© Fred Baldwin

I bought my first camera, an Argus C-3, prior to going to Korea in 1950. I took nine rolls of film when I was serving as a Marine combat rifleman, but I didn’t continue the process seriously after I returned to civilian life. My photographs of Picasso taken five years later were made with a friend’s Rolleiflex. The Anscochrome color film in combination with the camera were sufficiently forgiving to allow me to get pictures on July 28, 1955, which was a miracle as I had no light meter and had never used the camera. The pictures proved that I was there but my passion was ignited, not by this miracle but by the combination of events that I call the Picasso Mantra: I had a dream—to meet Picasso; I used my imagination—to write him an illustrated letter with my own drawings; I overcame my fear—I was scared to death of making a fool of myself, but more important than anything else – I acted. Over four days I changed from being a college student terrified about finding a job and figuring out how to survive in the real world to a person who could do anything they wanted to do. I decided after graduating from Columbia in 1956 to become a photographer.   

Lofoten Islands, Norway, March 1959. Curious cod fish in a net swim up to Baldwin’s underwater camera.

© Fred Baldwin

The answer is no. When I arrived in the remote Arctic islands of Lofoten in January 1959, I did what was now routine behavior for me: I checked in with the local officials, police and newspaper. It turned out that one of the reporters at the Lofotposten, Kare Skevik, who had been a radio operator in the Norwegian underground during World War II, loved to tease young foreigners like me.  When I asked Skevik about the well-known annual cod fishing season in the Lofotens he said as a joke: “You should do something different. Photograph the fish from their point of view.” I asked him if the water was clear.  He said: “Yes, and very cold.”  With help from the Norwegian Navy, among others, what started as a joke ended in a series of images of cod fish that I photographed in nets underwater. They were later purchased by National Geographic. 

Lofoten Islands, Norway, March 1959 – Baldwin holding an underwater camera in preparation for a dive in freezing waters to photograph cod fish.

© Fred Baldwin

The learning consisted of doing what I was told to do. For deep dives down to 50 meters I had a rope that was tied around my waist and after 13 minutes there were three jerks on the line and I would start up to the surface in order not to have to go into a decompression cycle. Apart from that the suits were warm in the almost freezing water and I dove alone most of the time but a frogman would always be suited up and ready to come in for an assist.
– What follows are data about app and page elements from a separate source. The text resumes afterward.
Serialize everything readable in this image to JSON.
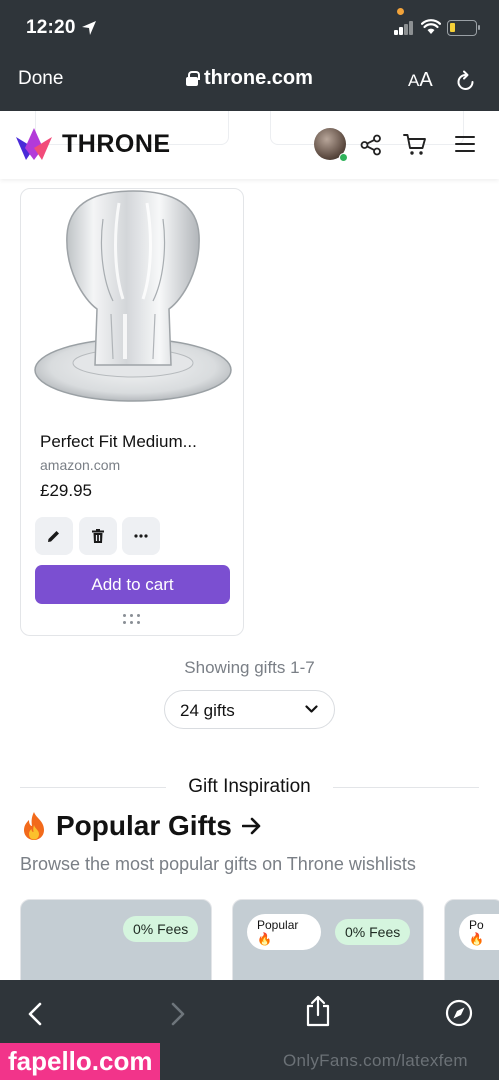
{
  "status_bar": {
    "time": "12:20"
  },
  "browser": {
    "done_label": "Done",
    "url": "throne.com",
    "text_size_label_small": "A",
    "text_size_label_large": "A"
  },
  "header": {
    "logo_text": "THRONE",
    "brand_colors": [
      "#4a2bd8",
      "#b33ad9",
      "#f24b7a"
    ],
    "online_color": "#2fb25a"
  },
  "product": {
    "name": "Perfect Fit Medium...",
    "store": "amazon.com",
    "price": "£29.95",
    "add_to_cart_label": "Add to cart",
    "accent_color": "#7b4fd1"
  },
  "pagination": {
    "showing_text": "Showing gifts 1-7",
    "per_page_selected": "24 gifts"
  },
  "inspiration": {
    "section_title": "Gift Inspiration",
    "heading": "Popular Gifts",
    "subtitle": "Browse the most popular gifts on Throne wishlists",
    "cards": [
      {
        "fees_label": "0% Fees"
      },
      {
        "badge_label": "Popular",
        "fees_label": "0% Fees"
      },
      {
        "badge_label": "Po"
      }
    ]
  },
  "watermarks": {
    "left": "fapello.com",
    "right": "OnlyFans.com/latexfem"
  }
}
But luckily this was never necessary.  

Ku Klux Klan, Reidsville, Georgia, 1957 – A Klan member, the Chief of Police and the Sheriff wait for the decorated KKK cars on their way to a ceremony to pass by.

© Fred Baldwin